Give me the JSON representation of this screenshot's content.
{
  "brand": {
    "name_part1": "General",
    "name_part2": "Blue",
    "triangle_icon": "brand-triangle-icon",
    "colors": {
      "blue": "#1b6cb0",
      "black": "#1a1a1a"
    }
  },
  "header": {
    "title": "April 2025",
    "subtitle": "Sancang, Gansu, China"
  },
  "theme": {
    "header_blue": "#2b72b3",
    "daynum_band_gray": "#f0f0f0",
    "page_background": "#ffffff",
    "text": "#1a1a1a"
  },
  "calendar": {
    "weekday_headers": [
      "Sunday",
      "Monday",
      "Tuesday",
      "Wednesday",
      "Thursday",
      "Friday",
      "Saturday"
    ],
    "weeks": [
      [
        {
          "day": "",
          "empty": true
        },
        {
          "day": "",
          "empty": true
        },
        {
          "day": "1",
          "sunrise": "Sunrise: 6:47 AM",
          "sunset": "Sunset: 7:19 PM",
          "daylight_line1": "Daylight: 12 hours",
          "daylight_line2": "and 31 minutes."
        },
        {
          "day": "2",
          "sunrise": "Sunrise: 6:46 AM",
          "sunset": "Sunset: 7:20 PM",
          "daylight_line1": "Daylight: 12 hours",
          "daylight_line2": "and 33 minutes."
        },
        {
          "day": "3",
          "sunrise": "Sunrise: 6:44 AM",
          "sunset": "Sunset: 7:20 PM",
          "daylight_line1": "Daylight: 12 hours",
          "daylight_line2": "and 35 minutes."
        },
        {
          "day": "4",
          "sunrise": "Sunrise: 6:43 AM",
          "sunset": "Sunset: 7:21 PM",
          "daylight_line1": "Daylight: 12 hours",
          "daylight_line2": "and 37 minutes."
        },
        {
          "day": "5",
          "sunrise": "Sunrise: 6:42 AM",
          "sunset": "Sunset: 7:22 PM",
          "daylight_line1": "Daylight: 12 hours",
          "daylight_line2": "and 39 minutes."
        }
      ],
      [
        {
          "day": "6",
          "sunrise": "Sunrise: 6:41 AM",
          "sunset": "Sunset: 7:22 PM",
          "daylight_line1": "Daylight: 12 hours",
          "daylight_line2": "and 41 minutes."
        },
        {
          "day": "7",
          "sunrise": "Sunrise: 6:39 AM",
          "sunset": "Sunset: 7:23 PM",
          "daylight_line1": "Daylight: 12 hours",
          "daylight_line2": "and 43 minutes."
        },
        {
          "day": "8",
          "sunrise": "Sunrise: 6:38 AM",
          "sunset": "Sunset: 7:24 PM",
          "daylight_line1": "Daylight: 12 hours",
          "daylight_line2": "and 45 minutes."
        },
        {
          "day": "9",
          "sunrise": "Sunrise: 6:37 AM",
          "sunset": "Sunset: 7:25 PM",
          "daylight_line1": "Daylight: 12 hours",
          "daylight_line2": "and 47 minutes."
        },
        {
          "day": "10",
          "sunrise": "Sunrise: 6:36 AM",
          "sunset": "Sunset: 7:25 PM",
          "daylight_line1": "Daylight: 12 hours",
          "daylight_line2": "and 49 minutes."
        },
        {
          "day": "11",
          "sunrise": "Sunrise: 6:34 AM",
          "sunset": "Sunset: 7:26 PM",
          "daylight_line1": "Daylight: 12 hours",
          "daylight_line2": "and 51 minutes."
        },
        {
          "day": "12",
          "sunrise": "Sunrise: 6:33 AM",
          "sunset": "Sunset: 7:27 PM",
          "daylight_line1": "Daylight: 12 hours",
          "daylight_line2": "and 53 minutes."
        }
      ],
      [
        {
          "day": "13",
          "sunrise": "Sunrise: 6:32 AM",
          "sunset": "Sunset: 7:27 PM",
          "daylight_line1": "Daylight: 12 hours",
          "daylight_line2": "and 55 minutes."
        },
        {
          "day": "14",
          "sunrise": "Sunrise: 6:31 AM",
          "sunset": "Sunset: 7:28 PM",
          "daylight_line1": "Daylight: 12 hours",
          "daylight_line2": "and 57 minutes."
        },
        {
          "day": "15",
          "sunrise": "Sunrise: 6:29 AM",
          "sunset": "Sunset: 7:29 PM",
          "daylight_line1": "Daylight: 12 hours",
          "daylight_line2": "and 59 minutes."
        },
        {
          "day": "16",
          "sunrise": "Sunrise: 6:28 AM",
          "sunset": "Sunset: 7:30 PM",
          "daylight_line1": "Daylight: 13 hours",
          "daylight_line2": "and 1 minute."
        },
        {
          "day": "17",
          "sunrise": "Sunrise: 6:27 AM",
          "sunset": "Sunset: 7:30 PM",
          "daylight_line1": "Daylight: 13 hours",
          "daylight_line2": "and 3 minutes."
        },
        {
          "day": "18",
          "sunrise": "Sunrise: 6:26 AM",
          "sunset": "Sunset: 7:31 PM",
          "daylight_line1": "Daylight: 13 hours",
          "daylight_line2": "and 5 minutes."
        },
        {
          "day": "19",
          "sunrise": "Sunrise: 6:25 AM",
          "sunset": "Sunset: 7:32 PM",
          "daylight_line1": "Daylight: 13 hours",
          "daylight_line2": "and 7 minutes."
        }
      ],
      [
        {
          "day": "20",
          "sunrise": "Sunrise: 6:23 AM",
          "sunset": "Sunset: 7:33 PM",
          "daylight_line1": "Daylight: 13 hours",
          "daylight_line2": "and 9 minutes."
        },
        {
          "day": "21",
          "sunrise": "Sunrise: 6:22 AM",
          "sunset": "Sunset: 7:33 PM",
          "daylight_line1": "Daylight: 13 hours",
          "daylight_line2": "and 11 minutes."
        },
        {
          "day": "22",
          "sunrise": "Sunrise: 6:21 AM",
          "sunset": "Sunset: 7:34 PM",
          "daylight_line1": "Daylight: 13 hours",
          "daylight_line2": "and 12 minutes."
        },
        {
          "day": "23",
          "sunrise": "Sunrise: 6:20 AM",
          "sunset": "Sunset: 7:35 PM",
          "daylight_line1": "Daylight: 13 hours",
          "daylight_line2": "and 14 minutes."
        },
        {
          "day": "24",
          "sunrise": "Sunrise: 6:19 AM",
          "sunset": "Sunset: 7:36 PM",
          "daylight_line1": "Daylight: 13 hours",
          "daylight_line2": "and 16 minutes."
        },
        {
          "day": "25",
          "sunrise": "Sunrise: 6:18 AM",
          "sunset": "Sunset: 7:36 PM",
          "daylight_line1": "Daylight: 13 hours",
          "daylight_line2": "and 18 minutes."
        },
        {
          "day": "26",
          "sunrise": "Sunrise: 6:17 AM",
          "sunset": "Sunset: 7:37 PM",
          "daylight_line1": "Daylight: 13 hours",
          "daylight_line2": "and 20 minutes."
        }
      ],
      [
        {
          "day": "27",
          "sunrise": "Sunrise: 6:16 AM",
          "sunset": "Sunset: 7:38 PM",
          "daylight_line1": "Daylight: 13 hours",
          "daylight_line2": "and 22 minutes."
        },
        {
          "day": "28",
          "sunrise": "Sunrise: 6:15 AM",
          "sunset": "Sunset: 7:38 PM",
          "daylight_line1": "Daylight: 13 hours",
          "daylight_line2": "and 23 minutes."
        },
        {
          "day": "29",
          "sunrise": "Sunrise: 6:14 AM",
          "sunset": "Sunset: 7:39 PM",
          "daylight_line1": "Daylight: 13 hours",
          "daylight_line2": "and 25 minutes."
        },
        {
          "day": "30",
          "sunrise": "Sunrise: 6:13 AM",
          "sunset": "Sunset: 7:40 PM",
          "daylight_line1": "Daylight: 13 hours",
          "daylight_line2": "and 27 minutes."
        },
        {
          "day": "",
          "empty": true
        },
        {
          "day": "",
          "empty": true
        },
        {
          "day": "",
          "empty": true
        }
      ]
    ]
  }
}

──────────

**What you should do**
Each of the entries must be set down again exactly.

**Response to this exercise**
Give me the JSON representation of this screenshot's content.
{
  "brand": {
    "name_part1": "General",
    "name_part2": "Blue",
    "triangle_icon": "brand-triangle-icon",
    "colors": {
      "blue": "#1b6cb0",
      "black": "#1a1a1a"
    }
  },
  "header": {
    "title": "April 2025",
    "subtitle": "Sancang, Gansu, China"
  },
  "theme": {
    "header_blue": "#2b72b3",
    "daynum_band_gray": "#f0f0f0",
    "page_background": "#ffffff",
    "text": "#1a1a1a"
  },
  "calendar": {
    "weekday_headers": [
      "Sunday",
      "Monday",
      "Tuesday",
      "Wednesday",
      "Thursday",
      "Friday",
      "Saturday"
    ],
    "weeks": [
      [
        {
          "day": "",
          "empty": true
        },
        {
          "day": "",
          "empty": true
        },
        {
          "day": "1",
          "sunrise": "Sunrise: 6:47 AM",
          "sunset": "Sunset: 7:19 PM",
          "daylight_line1": "Daylight: 12 hours",
          "daylight_line2": "and 31 minutes."
        },
        {
          "day": "2",
          "sunrise": "Sunrise: 6:46 AM",
          "sunset": "Sunset: 7:20 PM",
          "daylight_line1": "Daylight: 12 hours",
          "daylight_line2": "and 33 minutes."
        },
        {
          "day": "3",
          "sunrise": "Sunrise: 6:44 AM",
          "sunset": "Sunset: 7:20 PM",
          "daylight_line1": "Daylight: 12 hours",
          "daylight_line2": "and 35 minutes."
        },
        {
          "day": "4",
          "sunrise": "Sunrise: 6:43 AM",
          "sunset": "Sunset: 7:21 PM",
          "daylight_line1": "Daylight: 12 hours",
          "daylight_line2": "and 37 minutes."
        },
        {
          "day": "5",
          "sunrise": "Sunrise: 6:42 AM",
          "sunset": "Sunset: 7:22 PM",
          "daylight_line1": "Daylight: 12 hours",
          "daylight_line2": "and 39 minutes."
        }
      ],
      [
        {
          "day": "6",
          "sunrise": "Sunrise: 6:41 AM",
          "sunset": "Sunset: 7:22 PM",
          "daylight_line1": "Daylight: 12 hours",
          "daylight_line2": "and 41 minutes."
        },
        {
          "day": "7",
          "sunrise": "Sunrise: 6:39 AM",
          "sunset": "Sunset: 7:23 PM",
          "daylight_line1": "Daylight: 12 hours",
          "daylight_line2": "and 43 minutes."
        },
        {
          "day": "8",
          "sunrise": "Sunrise: 6:38 AM",
          "sunset": "Sunset: 7:24 PM",
          "daylight_line1": "Daylight: 12 hours",
          "daylight_line2": "and 45 minutes."
        },
        {
          "day": "9",
          "sunrise": "Sunrise: 6:37 AM",
          "sunset": "Sunset: 7:25 PM",
          "daylight_line1": "Daylight: 12 hours",
          "daylight_line2": "and 47 minutes."
        },
        {
          "day": "10",
          "sunrise": "Sunrise: 6:36 AM",
          "sunset": "Sunset: 7:25 PM",
          "daylight_line1": "Daylight: 12 hours",
          "daylight_line2": "and 49 minutes."
        },
        {
          "day": "11",
          "sunrise": "Sunrise: 6:34 AM",
          "sunset": "Sunset: 7:26 PM",
          "daylight_line1": "Daylight: 12 hours",
          "daylight_line2": "and 51 minutes."
        },
        {
          "day": "12",
          "sunrise": "Sunrise: 6:33 AM",
          "sunset": "Sunset: 7:27 PM",
          "daylight_line1": "Daylight: 12 hours",
          "daylight_line2": "and 53 minutes."
        }
      ],
      [
        {
          "day": "13",
          "sunrise": "Sunrise: 6:32 AM",
          "sunset": "Sunset: 7:27 PM",
          "daylight_line1": "Daylight: 12 hours",
          "daylight_line2": "and 55 minutes."
        },
        {
          "day": "14",
          "sunrise": "Sunrise: 6:31 AM",
          "sunset": "Sunset: 7:28 PM",
          "daylight_line1": "Daylight: 12 hours",
          "daylight_line2": "and 57 minutes."
        },
        {
          "day": "15",
          "sunrise": "Sunrise: 6:29 AM",
          "sunset": "Sunset: 7:29 PM",
          "daylight_line1": "Daylight: 12 hours",
          "daylight_line2": "and 59 minutes."
        },
        {
          "day": "16",
          "sunrise": "Sunrise: 6:28 AM",
          "sunset": "Sunset: 7:30 PM",
          "daylight_line1": "Daylight: 13 hours",
          "daylight_line2": "and 1 minute."
        },
        {
          "day": "17",
          "sunrise": "Sunrise: 6:27 AM",
          "sunset": "Sunset: 7:30 PM",
          "daylight_line1": "Daylight: 13 hours",
          "daylight_line2": "and 3 minutes."
        },
        {
          "day": "18",
          "sunrise": "Sunrise: 6:26 AM",
          "sunset": "Sunset: 7:31 PM",
          "daylight_line1": "Daylight: 13 hours",
          "daylight_line2": "and 5 minutes."
        },
        {
          "day": "19",
          "sunrise": "Sunrise: 6:25 AM",
          "sunset": "Sunset: 7:32 PM",
          "daylight_line1": "Daylight: 13 hours",
          "daylight_line2": "and 7 minutes."
        }
      ],
      [
        {
          "day": "20",
          "sunrise": "Sunrise: 6:23 AM",
          "sunset": "Sunset: 7:33 PM",
          "daylight_line1": "Daylight: 13 hours",
          "daylight_line2": "and 9 minutes."
        },
        {
          "day": "21",
          "sunrise": "Sunrise: 6:22 AM",
          "sunset": "Sunset: 7:33 PM",
          "daylight_line1": "Daylight: 13 hours",
          "daylight_line2": "and 11 minutes."
        },
        {
          "day": "22",
          "sunrise": "Sunrise: 6:21 AM",
          "sunset": "Sunset: 7:34 PM",
          "daylight_line1": "Daylight: 13 hours",
          "daylight_line2": "and 12 minutes."
        },
        {
          "day": "23",
          "sunrise": "Sunrise: 6:20 AM",
          "sunset": "Sunset: 7:35 PM",
          "daylight_line1": "Daylight: 13 hours",
          "daylight_line2": "and 14 minutes."
        },
        {
          "day": "24",
          "sunrise": "Sunrise: 6:19 AM",
          "sunset": "Sunset: 7:36 PM",
          "daylight_line1": "Daylight: 13 hours",
          "daylight_line2": "and 16 minutes."
        },
        {
          "day": "25",
          "sunrise": "Sunrise: 6:18 AM",
          "sunset": "Sunset: 7:36 PM",
          "daylight_line1": "Daylight: 13 hours",
          "daylight_line2": "and 18 minutes."
        },
        {
          "day": "26",
          "sunrise": "Sunrise: 6:17 AM",
          "sunset": "Sunset: 7:37 PM",
          "daylight_line1": "Daylight: 13 hours",
          "daylight_line2": "and 20 minutes."
        }
      ],
      [
        {
          "day": "27",
          "sunrise": "Sunrise: 6:16 AM",
          "sunset": "Sunset: 7:38 PM",
          "daylight_line1": "Daylight: 13 hours",
          "daylight_line2": "and 22 minutes."
        },
        {
          "day": "28",
          "sunrise": "Sunrise: 6:15 AM",
          "sunset": "Sunset: 7:38 PM",
          "daylight_line1": "Daylight: 13 hours",
          "daylight_line2": "and 23 minutes."
        },
        {
          "day": "29",
          "sunrise": "Sunrise: 6:14 AM",
          "sunset": "Sunset: 7:39 PM",
          "daylight_line1": "Daylight: 13 hours",
          "daylight_line2": "and 25 minutes."
        },
        {
          "day": "30",
          "sunrise": "Sunrise: 6:13 AM",
          "sunset": "Sunset: 7:40 PM",
          "daylight_line1": "Daylight: 13 hours",
          "daylight_line2": "and 27 minutes."
        },
        {
          "day": "",
          "empty": true
        },
        {
          "day": "",
          "empty": true
        },
        {
          "day": "",
          "empty": true
        }
      ]
    ]
  }
}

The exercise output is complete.